  • Upscale cost-effective improvement programs: There are already a range of existing materials and technologies available in Australia that can cost-effectively improve housing energy efficiency through retrofit. Proven retrofit activities such as draught proofing, installing (or adding to) insulation levels and replacing appliances at end of life with more energy efficient options, are just some of the activities which could make a significant difference. Such retrofit activities would result in housing that costs less to run, is more comfortable to live in, supports occupant’s health and wellbeing, and reduces environmental impact. There are benefits here for landlords as well. For example, tenants who are happier, healthier and have lower living costs are more likely to stay in that rental property longer, reducing costs associated with churn of tenants.
  • Improve consumer information: Linked to minimum standards is the idea of providing information to consumers through mandatory disclosure of the thermal performance of rental properties. This would provide potential tenants with information on their likely energy costs and/or impacts on thermal comfort. The ACT in Australia has had a mandatory disclosure program in place for over 20 years with some evidence that it does influence value in the residential sector towards improved sustainability [4]. In a competitive market, providing information about performance may prompt some landlords to seek out market advantage by having a better-performing property.
  • Support innovative financial assistance: There is a need for more innovative use of the tax system or grant programs. For example, within the tax system, landlords could be allowed to write-off the cost of upgrades that improve thermal performance (e.g. heat pumps replacing conventional hot water systems, or the installation of solar panels). Currently landlords can write off the cost of replacement features in a home on a ‘like for like’ basis, but not upgrades. Critically, innovation to the tax scheme or other grant programs could provide an important stimulus to the Australian economy as the nation recovers from the economic impact of COVID-19, while providing long term benefits to the health of the nation.

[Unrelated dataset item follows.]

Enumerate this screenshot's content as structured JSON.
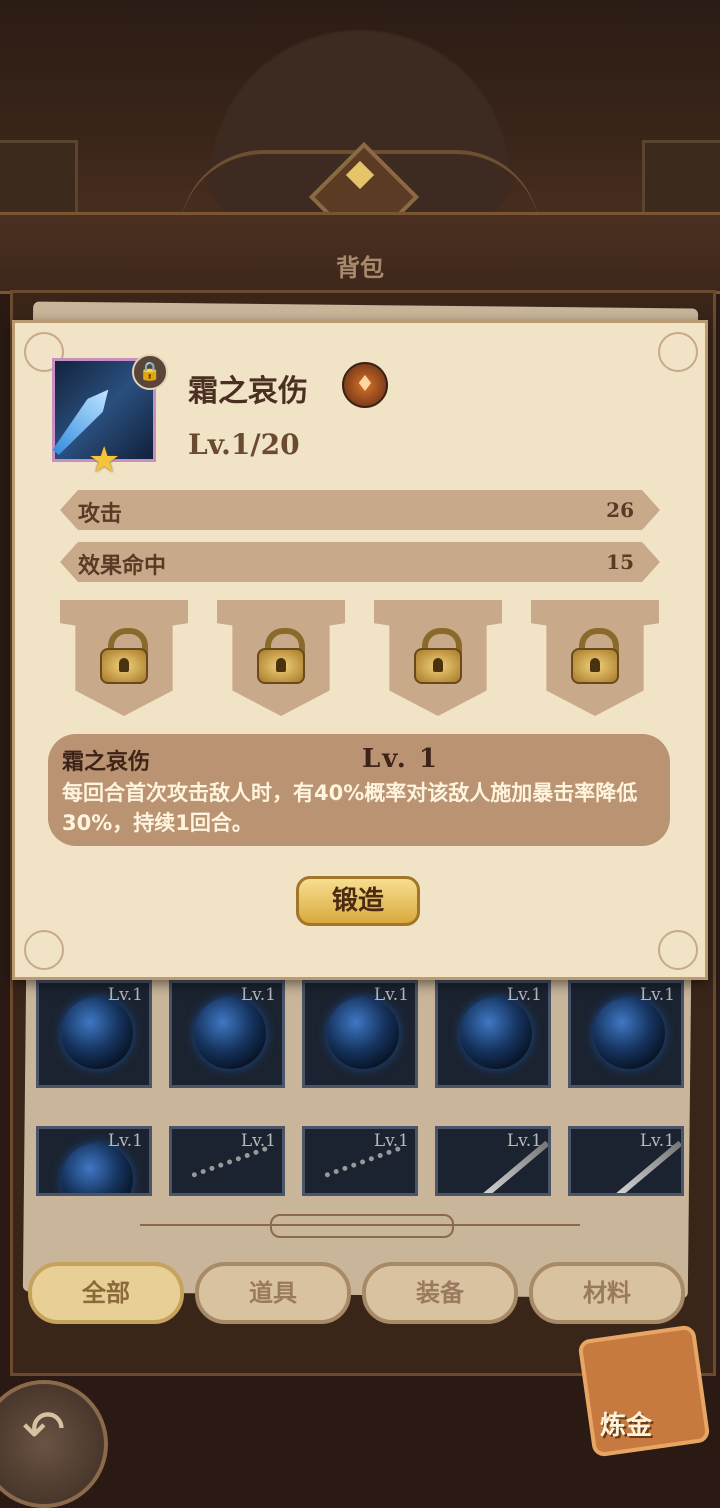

As a broader initiative, mandating a higher standard of thermal performance for all new houses should be pursued—today’s new houses will trickle through the housing market and become tomorrow’s rental homes.

Where to next?

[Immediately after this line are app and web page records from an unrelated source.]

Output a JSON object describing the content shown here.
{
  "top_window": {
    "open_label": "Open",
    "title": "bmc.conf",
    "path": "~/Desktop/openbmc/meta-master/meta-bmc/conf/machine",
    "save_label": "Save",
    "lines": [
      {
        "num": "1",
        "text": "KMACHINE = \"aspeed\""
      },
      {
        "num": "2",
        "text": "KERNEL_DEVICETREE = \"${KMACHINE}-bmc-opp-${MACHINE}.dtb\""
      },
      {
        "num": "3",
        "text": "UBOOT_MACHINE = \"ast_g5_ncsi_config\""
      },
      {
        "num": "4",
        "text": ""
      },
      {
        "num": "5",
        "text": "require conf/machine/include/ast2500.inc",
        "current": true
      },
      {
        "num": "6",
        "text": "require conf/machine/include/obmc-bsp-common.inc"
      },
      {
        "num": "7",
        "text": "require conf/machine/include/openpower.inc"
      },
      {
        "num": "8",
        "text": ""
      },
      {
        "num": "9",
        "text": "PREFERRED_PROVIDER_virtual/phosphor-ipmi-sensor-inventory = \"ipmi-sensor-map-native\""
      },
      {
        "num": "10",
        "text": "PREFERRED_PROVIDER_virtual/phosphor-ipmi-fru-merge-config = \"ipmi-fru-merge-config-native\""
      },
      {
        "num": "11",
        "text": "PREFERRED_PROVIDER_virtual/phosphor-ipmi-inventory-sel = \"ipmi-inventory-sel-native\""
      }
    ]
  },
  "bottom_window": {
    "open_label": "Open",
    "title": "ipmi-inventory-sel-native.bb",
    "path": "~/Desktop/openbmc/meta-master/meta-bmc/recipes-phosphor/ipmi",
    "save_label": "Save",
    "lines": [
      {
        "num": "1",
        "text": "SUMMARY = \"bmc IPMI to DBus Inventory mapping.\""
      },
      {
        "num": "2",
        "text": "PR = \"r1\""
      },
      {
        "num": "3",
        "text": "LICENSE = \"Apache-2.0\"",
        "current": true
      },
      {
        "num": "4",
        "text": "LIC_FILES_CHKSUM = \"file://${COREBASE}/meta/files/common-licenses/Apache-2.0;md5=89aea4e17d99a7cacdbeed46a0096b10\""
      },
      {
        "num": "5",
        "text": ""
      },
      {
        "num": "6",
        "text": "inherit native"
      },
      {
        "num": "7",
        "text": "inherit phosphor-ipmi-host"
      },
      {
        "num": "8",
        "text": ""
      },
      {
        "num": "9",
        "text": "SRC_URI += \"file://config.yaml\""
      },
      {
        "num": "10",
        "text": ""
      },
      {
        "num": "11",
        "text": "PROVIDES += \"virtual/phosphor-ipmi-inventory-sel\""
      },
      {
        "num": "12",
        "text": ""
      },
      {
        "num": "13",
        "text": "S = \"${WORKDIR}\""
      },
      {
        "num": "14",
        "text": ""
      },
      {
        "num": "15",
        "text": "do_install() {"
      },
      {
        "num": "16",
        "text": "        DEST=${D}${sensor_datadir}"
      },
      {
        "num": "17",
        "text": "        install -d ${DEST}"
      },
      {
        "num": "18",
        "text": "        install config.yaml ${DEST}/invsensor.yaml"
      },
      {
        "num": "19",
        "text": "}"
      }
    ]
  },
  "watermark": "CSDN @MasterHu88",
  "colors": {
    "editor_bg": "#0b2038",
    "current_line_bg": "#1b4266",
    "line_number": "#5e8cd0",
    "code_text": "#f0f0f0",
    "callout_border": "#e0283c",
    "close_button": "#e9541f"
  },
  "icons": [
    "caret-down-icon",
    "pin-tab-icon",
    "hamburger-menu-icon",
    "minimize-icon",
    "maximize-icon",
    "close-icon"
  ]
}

More than a third of Australians rent their homes, and the dominance of this tenure continues to grows. We must make sure that policies and support programs to improve the quality and performance of new and existing housing are not just targeting owner-occupiers but provide support for households living in the rental sector. Because the sector is structured around leases (usually 12 months) and a level of existing regulation, it is the ideal test-bed for new policy interventions to improve housing quality and energy performance across the whole housing system.

Trivess Moore

Trivess is a Senior Lecturer in the Sustainability Building Innovation Lab, School of Property, Construction and Project Management at RMIT University.

Lyrian Daniel

Lyrian is a Research Fellow, Housing and Healthy Cities Research group, School of Architecture and Built Environment at The University of Adelaide.

Nicola Willand

Nicola is a Lecturer in the Sustainability Building Innovation Lab, School of Property, Construction and Project Management at RMIT University.

Emma Baker

Emma is Professor of Housing Research, Deputy Director, NHMRC Centre of Research Excellence in Healthy Housing, Head Housing and Healthy Cities Research Group at The University of Adelaide.

Ralph Horne

Ralph is Professor of Geography and Deputy Pro-Vice Chancellor, Research and Innovation for the College of Design and Social Context at RMIT University. He is interested in social and policy change to support sustainable urban development and has a specific research interest in equitable low carbon urban transitions, housing and households. He combines research leadership and participation in research projects concerning the environmental, social and policy context of production and consumption in the urban environment.